Web page and app entries
┄┄┄┄┄┄┄┄┄┄┄┄┄┄┄┄┄┄┄┄

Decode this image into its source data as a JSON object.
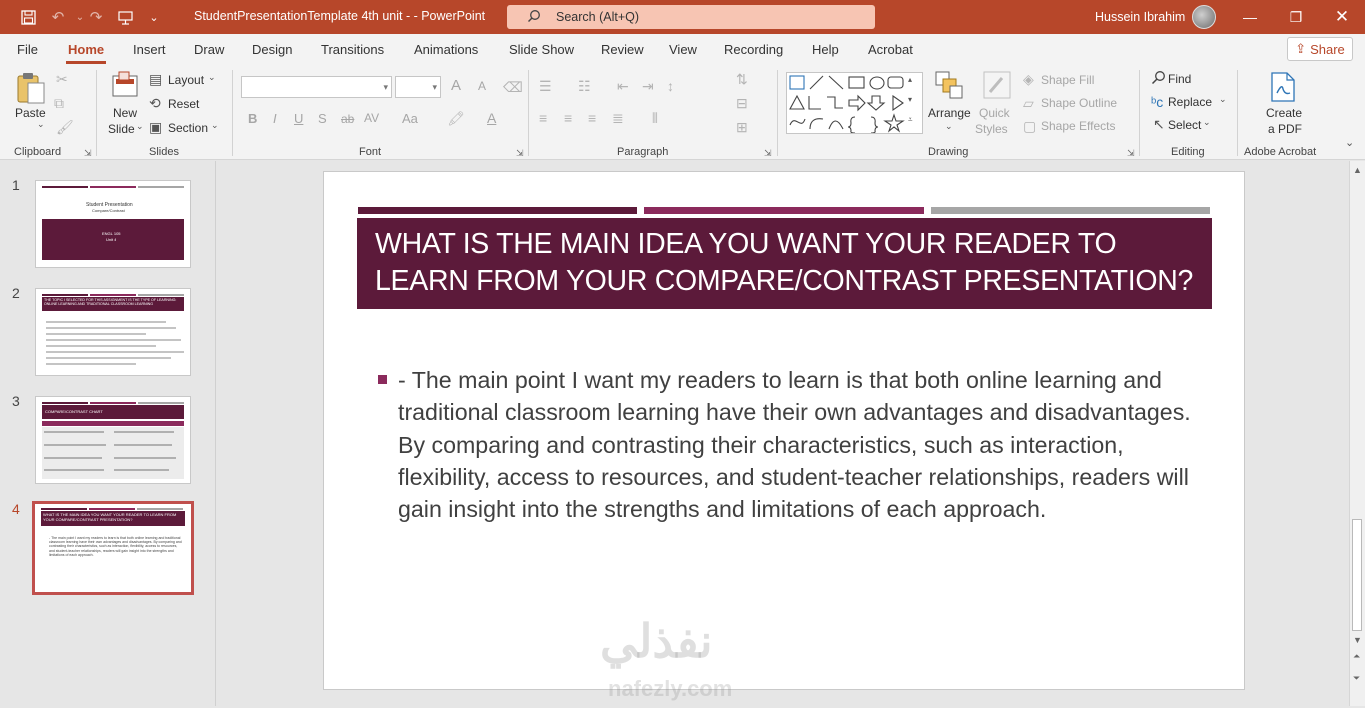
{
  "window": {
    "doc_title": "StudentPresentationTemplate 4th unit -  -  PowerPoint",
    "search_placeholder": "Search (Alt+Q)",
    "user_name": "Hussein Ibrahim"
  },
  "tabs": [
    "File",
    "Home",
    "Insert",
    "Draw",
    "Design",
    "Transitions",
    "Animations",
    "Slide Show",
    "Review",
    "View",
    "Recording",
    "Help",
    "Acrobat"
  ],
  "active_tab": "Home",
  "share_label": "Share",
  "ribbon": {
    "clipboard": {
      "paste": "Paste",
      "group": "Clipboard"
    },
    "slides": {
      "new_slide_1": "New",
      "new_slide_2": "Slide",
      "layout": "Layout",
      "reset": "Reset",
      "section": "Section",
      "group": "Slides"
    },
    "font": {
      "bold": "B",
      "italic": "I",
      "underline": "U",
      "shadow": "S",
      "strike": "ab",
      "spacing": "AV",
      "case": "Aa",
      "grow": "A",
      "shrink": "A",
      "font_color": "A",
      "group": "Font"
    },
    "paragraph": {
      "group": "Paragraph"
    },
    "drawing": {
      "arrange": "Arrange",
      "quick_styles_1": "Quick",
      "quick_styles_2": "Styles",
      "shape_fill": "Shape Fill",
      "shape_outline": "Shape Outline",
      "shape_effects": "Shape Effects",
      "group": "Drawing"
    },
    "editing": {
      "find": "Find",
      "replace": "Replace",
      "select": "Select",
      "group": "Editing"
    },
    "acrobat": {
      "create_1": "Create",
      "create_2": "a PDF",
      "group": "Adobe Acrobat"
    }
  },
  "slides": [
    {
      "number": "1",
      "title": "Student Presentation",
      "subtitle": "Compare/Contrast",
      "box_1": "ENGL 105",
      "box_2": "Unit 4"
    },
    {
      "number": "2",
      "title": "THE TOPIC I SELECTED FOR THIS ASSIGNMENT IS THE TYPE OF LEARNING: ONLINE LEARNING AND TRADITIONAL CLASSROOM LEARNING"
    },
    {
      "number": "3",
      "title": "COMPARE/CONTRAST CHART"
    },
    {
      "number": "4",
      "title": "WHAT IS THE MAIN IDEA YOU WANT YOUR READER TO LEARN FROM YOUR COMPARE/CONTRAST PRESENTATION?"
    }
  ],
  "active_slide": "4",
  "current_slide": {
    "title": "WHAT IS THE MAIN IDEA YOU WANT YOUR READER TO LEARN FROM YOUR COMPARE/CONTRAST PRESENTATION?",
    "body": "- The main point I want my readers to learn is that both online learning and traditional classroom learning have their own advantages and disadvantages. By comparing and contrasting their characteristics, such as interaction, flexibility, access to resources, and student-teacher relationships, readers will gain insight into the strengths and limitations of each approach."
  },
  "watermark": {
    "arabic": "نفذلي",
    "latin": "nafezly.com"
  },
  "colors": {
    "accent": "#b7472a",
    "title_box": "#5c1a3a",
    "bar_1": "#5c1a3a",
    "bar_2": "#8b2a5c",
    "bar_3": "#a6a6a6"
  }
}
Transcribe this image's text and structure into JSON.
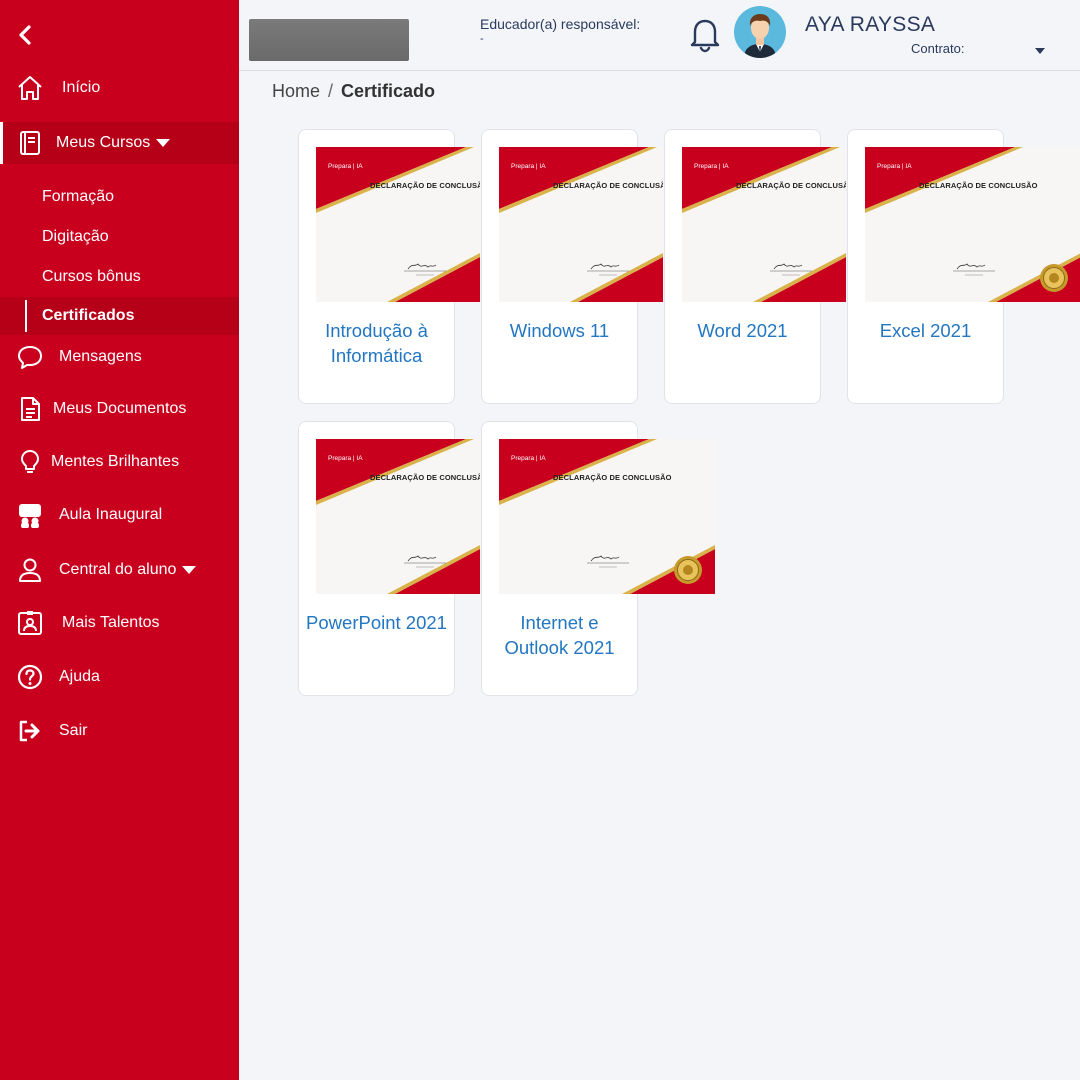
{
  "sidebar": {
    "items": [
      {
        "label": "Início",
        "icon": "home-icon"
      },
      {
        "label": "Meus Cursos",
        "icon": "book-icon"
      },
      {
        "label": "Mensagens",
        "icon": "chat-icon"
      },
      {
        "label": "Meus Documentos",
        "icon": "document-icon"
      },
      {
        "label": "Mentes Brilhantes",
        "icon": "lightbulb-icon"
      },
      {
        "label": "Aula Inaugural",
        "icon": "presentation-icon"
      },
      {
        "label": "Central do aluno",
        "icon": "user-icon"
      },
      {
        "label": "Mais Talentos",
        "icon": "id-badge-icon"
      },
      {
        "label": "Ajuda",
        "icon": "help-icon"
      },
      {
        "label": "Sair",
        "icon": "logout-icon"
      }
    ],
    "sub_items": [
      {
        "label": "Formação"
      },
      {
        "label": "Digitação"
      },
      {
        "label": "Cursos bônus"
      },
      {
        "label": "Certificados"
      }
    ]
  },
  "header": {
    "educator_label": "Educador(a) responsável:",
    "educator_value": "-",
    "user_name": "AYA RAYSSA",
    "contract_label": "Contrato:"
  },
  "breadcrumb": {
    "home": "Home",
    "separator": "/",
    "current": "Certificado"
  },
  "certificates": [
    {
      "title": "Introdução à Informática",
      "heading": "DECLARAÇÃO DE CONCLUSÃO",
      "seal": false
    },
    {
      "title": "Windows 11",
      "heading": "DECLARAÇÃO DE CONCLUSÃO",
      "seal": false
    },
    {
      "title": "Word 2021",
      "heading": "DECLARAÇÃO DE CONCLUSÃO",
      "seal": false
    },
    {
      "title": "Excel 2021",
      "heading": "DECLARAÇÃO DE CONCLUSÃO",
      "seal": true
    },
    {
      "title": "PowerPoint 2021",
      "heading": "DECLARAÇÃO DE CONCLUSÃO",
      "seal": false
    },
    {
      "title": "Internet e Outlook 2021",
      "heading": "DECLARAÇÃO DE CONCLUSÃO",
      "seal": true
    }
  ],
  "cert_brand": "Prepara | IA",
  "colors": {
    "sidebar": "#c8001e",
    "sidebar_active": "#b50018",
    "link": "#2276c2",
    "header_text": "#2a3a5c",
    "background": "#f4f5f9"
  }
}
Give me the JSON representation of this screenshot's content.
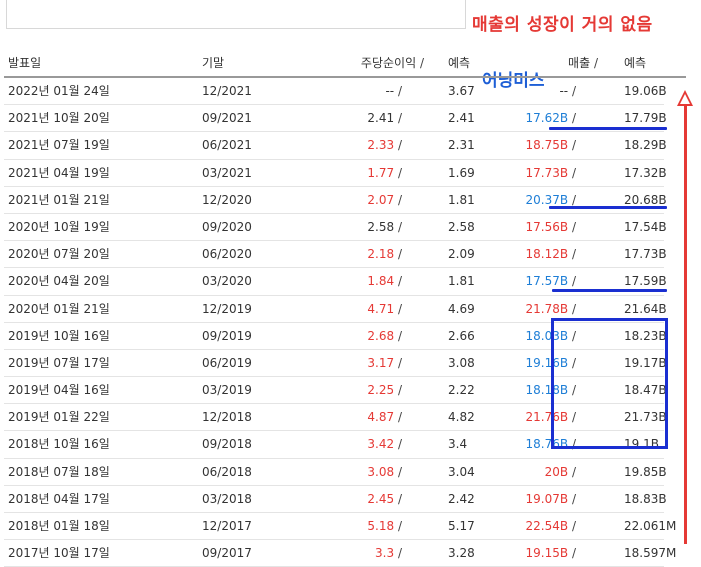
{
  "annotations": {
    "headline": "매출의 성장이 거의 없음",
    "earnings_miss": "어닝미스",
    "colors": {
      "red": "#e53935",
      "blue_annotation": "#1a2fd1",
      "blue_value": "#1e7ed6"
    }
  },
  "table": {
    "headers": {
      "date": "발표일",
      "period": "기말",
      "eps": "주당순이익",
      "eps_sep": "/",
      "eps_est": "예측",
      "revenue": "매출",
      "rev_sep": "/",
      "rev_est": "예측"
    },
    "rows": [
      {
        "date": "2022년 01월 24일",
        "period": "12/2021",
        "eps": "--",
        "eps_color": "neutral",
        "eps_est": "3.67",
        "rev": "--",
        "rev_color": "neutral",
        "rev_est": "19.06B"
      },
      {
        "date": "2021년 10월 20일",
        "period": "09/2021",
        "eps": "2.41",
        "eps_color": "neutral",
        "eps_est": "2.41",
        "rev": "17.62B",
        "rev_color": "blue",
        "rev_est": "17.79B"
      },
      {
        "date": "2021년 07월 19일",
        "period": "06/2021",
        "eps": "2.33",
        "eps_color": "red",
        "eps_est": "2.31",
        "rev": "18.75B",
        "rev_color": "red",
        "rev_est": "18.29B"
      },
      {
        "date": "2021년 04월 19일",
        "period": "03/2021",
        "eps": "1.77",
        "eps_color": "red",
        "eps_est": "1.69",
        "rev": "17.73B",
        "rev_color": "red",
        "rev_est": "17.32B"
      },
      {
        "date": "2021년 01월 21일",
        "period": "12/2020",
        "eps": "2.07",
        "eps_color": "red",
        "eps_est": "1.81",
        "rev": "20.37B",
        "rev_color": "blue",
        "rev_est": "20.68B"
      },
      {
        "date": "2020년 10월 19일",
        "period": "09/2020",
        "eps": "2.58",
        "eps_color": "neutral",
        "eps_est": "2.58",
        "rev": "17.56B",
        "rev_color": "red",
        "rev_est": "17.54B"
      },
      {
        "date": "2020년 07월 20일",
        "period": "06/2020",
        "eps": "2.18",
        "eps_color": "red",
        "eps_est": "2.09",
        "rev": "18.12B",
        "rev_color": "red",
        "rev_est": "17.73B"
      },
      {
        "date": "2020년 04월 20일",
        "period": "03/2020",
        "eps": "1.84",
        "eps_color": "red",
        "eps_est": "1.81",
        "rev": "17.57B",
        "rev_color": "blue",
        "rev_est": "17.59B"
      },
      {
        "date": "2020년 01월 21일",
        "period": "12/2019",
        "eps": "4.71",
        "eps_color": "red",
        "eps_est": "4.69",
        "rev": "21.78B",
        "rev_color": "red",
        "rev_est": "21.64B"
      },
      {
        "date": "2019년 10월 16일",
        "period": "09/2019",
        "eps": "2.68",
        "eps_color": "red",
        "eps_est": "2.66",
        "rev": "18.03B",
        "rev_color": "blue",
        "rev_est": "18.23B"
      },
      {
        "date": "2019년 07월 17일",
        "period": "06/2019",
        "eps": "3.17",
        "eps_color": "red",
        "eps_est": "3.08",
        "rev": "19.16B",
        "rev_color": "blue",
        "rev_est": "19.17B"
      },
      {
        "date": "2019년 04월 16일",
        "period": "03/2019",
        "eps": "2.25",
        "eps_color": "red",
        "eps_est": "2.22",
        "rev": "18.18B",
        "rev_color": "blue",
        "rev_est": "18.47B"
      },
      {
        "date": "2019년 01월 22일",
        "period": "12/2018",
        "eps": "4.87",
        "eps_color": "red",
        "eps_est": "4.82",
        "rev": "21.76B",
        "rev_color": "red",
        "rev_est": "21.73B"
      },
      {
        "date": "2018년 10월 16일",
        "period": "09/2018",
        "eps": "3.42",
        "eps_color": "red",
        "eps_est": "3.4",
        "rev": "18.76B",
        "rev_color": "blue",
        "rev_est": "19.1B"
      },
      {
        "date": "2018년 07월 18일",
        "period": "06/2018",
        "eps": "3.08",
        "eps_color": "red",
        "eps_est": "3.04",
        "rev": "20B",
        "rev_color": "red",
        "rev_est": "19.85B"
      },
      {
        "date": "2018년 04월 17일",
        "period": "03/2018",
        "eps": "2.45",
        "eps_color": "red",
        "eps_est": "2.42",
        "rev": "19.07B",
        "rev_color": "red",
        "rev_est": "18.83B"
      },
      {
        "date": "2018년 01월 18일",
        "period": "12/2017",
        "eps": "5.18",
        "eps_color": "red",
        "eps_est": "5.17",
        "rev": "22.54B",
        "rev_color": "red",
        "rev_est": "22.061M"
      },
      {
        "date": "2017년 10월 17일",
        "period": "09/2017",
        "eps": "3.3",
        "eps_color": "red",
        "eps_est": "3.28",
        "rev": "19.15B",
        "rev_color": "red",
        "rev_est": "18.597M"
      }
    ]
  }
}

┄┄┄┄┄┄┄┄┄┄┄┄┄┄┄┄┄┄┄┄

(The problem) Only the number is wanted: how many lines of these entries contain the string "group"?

(Result of this task) 7